Your instructions:
Gather all lines in the entries that include the word "image".

Entries from a dataset of interfaces:
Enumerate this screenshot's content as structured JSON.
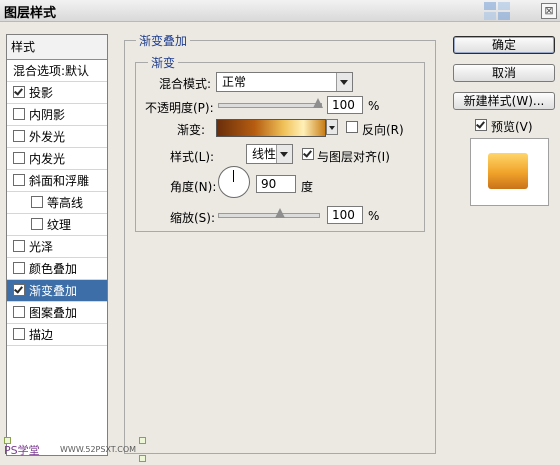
{
  "window": {
    "title": "图层样式",
    "close_label": "⊠"
  },
  "left_panel": {
    "header": "样式",
    "items": [
      {
        "label": "混合选项:默认",
        "checkbox": false,
        "checked": false,
        "selected": false,
        "sub": false
      },
      {
        "label": "投影",
        "checkbox": true,
        "checked": true,
        "selected": false,
        "sub": false
      },
      {
        "label": "内阴影",
        "checkbox": true,
        "checked": false,
        "selected": false,
        "sub": false
      },
      {
        "label": "外发光",
        "checkbox": true,
        "checked": false,
        "selected": false,
        "sub": false
      },
      {
        "label": "内发光",
        "checkbox": true,
        "checked": false,
        "selected": false,
        "sub": false
      },
      {
        "label": "斜面和浮雕",
        "checkbox": true,
        "checked": false,
        "selected": false,
        "sub": false
      },
      {
        "label": "等高线",
        "checkbox": true,
        "checked": false,
        "selected": false,
        "sub": true
      },
      {
        "label": "纹理",
        "checkbox": true,
        "checked": false,
        "selected": false,
        "sub": true
      },
      {
        "label": "光泽",
        "checkbox": true,
        "checked": false,
        "selected": false,
        "sub": false
      },
      {
        "label": "颜色叠加",
        "checkbox": true,
        "checked": false,
        "selected": false,
        "sub": false
      },
      {
        "label": "渐变叠加",
        "checkbox": true,
        "checked": true,
        "selected": true,
        "sub": false
      },
      {
        "label": "图案叠加",
        "checkbox": true,
        "checked": false,
        "selected": false,
        "sub": false
      },
      {
        "label": "描边",
        "checkbox": true,
        "checked": false,
        "selected": false,
        "sub": false
      }
    ]
  },
  "panel": {
    "group_title": "渐变叠加",
    "subgroup_title": "渐变",
    "blend_mode_label": "混合模式:",
    "blend_mode_value": "正常",
    "opacity_label": "不透明度(P):",
    "opacity_value": "100",
    "opacity_fraction": 1.0,
    "percent": "%",
    "gradient_label": "渐变:",
    "reverse_label": "反向(R)",
    "reverse_checked": false,
    "style_label": "样式(L):",
    "style_value": "线性",
    "align_label": "与图层对齐(I)",
    "align_checked": true,
    "angle_label": "角度(N):",
    "angle_value": "90",
    "degree_unit": "度",
    "scale_label": "缩放(S):",
    "scale_value": "100",
    "scale_fraction": 0.5
  },
  "buttons": {
    "ok": "确定",
    "cancel": "取消",
    "new_style": "新建样式(W)...",
    "preview_label": "预览(V)",
    "preview_checked": true
  },
  "watermark": {
    "text": "PS学堂",
    "url": "WWW.52PSXT.COM"
  },
  "colors": {
    "selection": "#3e6ea7",
    "group_title": "#1f3e8f",
    "gradient": [
      "#6a2e0b",
      "#b65d11",
      "#f0c25a",
      "#fff0b8",
      "#c97d16"
    ]
  }
}
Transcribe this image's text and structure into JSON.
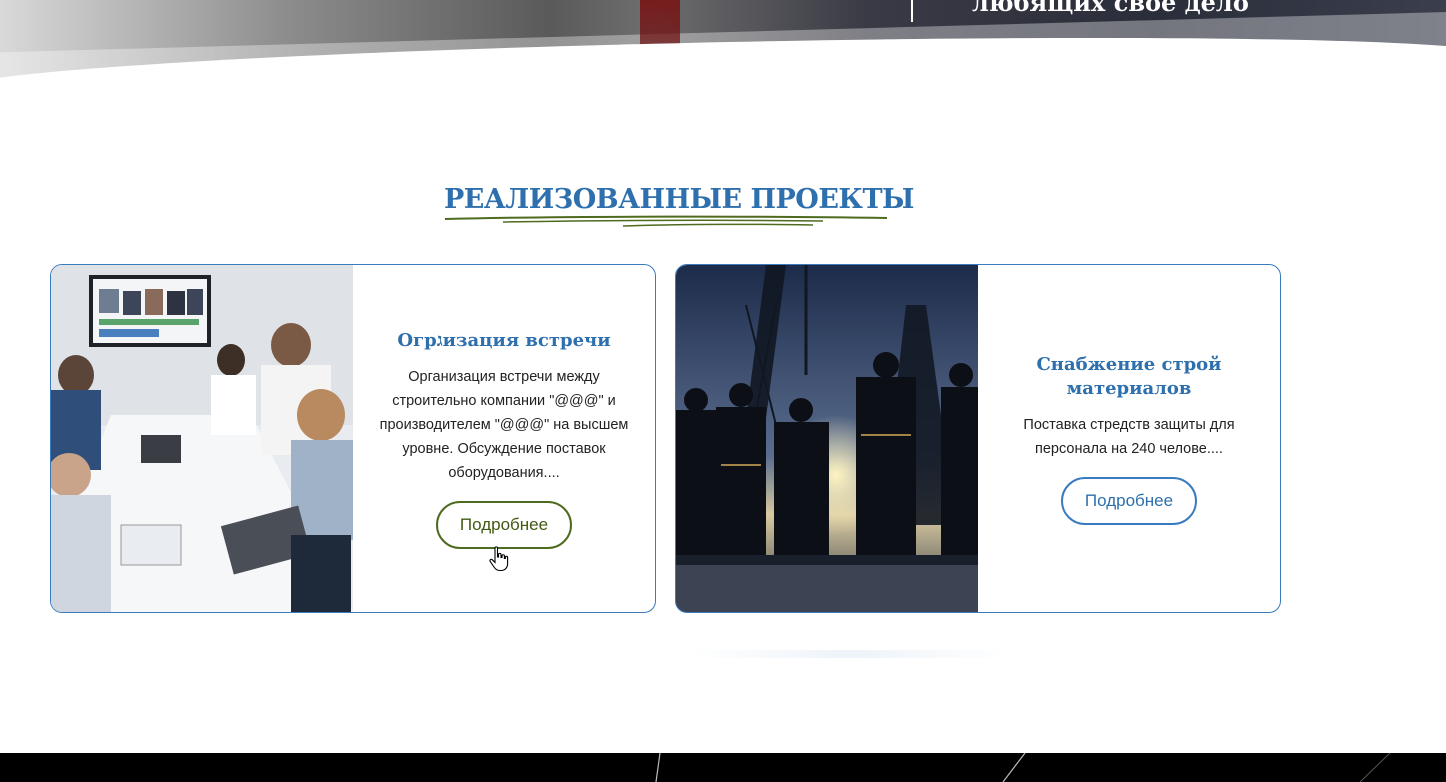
{
  "hero": {
    "tagline": "любящих свое дело"
  },
  "section": {
    "title": "РЕАЛИЗОВАННЫЕ ПРОЕКТЫ"
  },
  "projects": [
    {
      "title": "Огрגизация встречи",
      "description": "Организация встречи между строительно компании \"@@@\" и производителем \"@@@\" на высшем уровне. Обсуждение поставок оборудования....",
      "button_label": "Подробнее",
      "image": "meeting-room-photo"
    },
    {
      "title": "Снабжение строй материалов",
      "description": "Поставка стредств защиты для персонала на 240 челове....",
      "button_label": "Подробнее",
      "image": "construction-workers-photo"
    }
  ],
  "colors": {
    "accent_blue": "#2e6fad",
    "accent_green": "#4e6b1f",
    "card_border": "#3a7bbf"
  }
}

Written answer:
Transcribe this image's text and structure into JSON.
      "image": "meeting-room-photo"
      "image": "construction-workers-photo"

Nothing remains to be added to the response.